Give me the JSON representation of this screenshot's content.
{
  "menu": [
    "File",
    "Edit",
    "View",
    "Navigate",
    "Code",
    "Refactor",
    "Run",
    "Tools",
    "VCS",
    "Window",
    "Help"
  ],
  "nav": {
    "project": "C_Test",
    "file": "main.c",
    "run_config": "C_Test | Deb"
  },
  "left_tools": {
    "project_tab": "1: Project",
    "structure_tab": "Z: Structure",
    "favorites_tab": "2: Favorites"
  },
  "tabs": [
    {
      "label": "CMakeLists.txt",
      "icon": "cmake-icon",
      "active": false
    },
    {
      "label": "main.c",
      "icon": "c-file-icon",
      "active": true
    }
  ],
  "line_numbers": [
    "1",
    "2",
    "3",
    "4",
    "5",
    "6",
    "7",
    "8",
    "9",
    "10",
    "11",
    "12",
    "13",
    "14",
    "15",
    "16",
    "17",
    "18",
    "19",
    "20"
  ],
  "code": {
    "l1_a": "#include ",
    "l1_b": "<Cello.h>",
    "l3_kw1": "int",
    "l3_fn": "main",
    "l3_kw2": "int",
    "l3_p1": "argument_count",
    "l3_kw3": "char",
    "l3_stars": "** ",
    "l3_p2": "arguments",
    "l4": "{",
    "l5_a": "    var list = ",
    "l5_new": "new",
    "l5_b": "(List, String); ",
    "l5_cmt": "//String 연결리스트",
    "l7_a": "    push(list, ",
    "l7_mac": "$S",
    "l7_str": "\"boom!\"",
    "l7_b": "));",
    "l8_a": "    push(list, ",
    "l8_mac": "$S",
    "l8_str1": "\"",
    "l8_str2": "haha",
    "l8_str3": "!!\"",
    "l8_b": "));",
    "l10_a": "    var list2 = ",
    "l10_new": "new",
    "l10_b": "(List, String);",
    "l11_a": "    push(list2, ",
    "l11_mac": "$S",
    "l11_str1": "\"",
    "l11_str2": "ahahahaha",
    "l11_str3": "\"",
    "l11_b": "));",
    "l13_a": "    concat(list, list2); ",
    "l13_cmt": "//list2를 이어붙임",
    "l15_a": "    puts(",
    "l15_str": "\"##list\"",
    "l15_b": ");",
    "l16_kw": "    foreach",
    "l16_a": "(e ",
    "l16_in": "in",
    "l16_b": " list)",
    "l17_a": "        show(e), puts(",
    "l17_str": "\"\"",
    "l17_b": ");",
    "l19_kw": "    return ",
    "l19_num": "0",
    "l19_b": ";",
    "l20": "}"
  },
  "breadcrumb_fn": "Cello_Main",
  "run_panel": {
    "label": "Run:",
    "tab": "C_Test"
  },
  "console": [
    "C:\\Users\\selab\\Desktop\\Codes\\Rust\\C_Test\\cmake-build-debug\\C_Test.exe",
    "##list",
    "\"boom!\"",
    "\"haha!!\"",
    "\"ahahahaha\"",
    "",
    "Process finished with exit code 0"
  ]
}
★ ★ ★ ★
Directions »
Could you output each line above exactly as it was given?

Completed task »
Give me the JSON representation of this screenshot's content.
{
  "menu": [
    "File",
    "Edit",
    "View",
    "Navigate",
    "Code",
    "Refactor",
    "Run",
    "Tools",
    "VCS",
    "Window",
    "Help"
  ],
  "nav": {
    "project": "C_Test",
    "file": "main.c",
    "run_config": "C_Test | Deb"
  },
  "left_tools": {
    "project_tab": "1: Project",
    "structure_tab": "Z: Structure",
    "favorites_tab": "2: Favorites"
  },
  "tabs": [
    {
      "label": "CMakeLists.txt",
      "icon": "cmake-icon",
      "active": false
    },
    {
      "label": "main.c",
      "icon": "c-file-icon",
      "active": true
    }
  ],
  "line_numbers": [
    "1",
    "2",
    "3",
    "4",
    "5",
    "6",
    "7",
    "8",
    "9",
    "10",
    "11",
    "12",
    "13",
    "14",
    "15",
    "16",
    "17",
    "18",
    "19",
    "20"
  ],
  "code": {
    "l1_a": "#include ",
    "l1_b": "<Cello.h>",
    "l3_kw1": "int",
    "l3_fn": "main",
    "l3_kw2": "int",
    "l3_p1": "argument_count",
    "l3_kw3": "char",
    "l3_stars": "** ",
    "l3_p2": "arguments",
    "l4": "{",
    "l5_a": "    var list = ",
    "l5_new": "new",
    "l5_b": "(List, String); ",
    "l5_cmt": "//String 연결리스트",
    "l7_a": "    push(list, ",
    "l7_mac": "$S",
    "l7_str": "\"boom!\"",
    "l7_b": "));",
    "l8_a": "    push(list, ",
    "l8_mac": "$S",
    "l8_str1": "\"",
    "l8_str2": "haha",
    "l8_str3": "!!\"",
    "l8_b": "));",
    "l10_a": "    var list2 = ",
    "l10_new": "new",
    "l10_b": "(List, String);",
    "l11_a": "    push(list2, ",
    "l11_mac": "$S",
    "l11_str1": "\"",
    "l11_str2": "ahahahaha",
    "l11_str3": "\"",
    "l11_b": "));",
    "l13_a": "    concat(list, list2); ",
    "l13_cmt": "//list2를 이어붙임",
    "l15_a": "    puts(",
    "l15_str": "\"##list\"",
    "l15_b": ");",
    "l16_kw": "    foreach",
    "l16_a": "(e ",
    "l16_in": "in",
    "l16_b": " list)",
    "l17_a": "        show(e), puts(",
    "l17_str": "\"\"",
    "l17_b": ");",
    "l19_kw": "    return ",
    "l19_num": "0",
    "l19_b": ";",
    "l20": "}"
  },
  "breadcrumb_fn": "Cello_Main",
  "run_panel": {
    "label": "Run:",
    "tab": "C_Test"
  },
  "console": [
    "C:\\Users\\selab\\Desktop\\Codes\\Rust\\C_Test\\cmake-build-debug\\C_Test.exe",
    "##list",
    "\"boom!\"",
    "\"haha!!\"",
    "\"ahahahaha\"",
    "",
    "Process finished with exit code 0"
  ]
}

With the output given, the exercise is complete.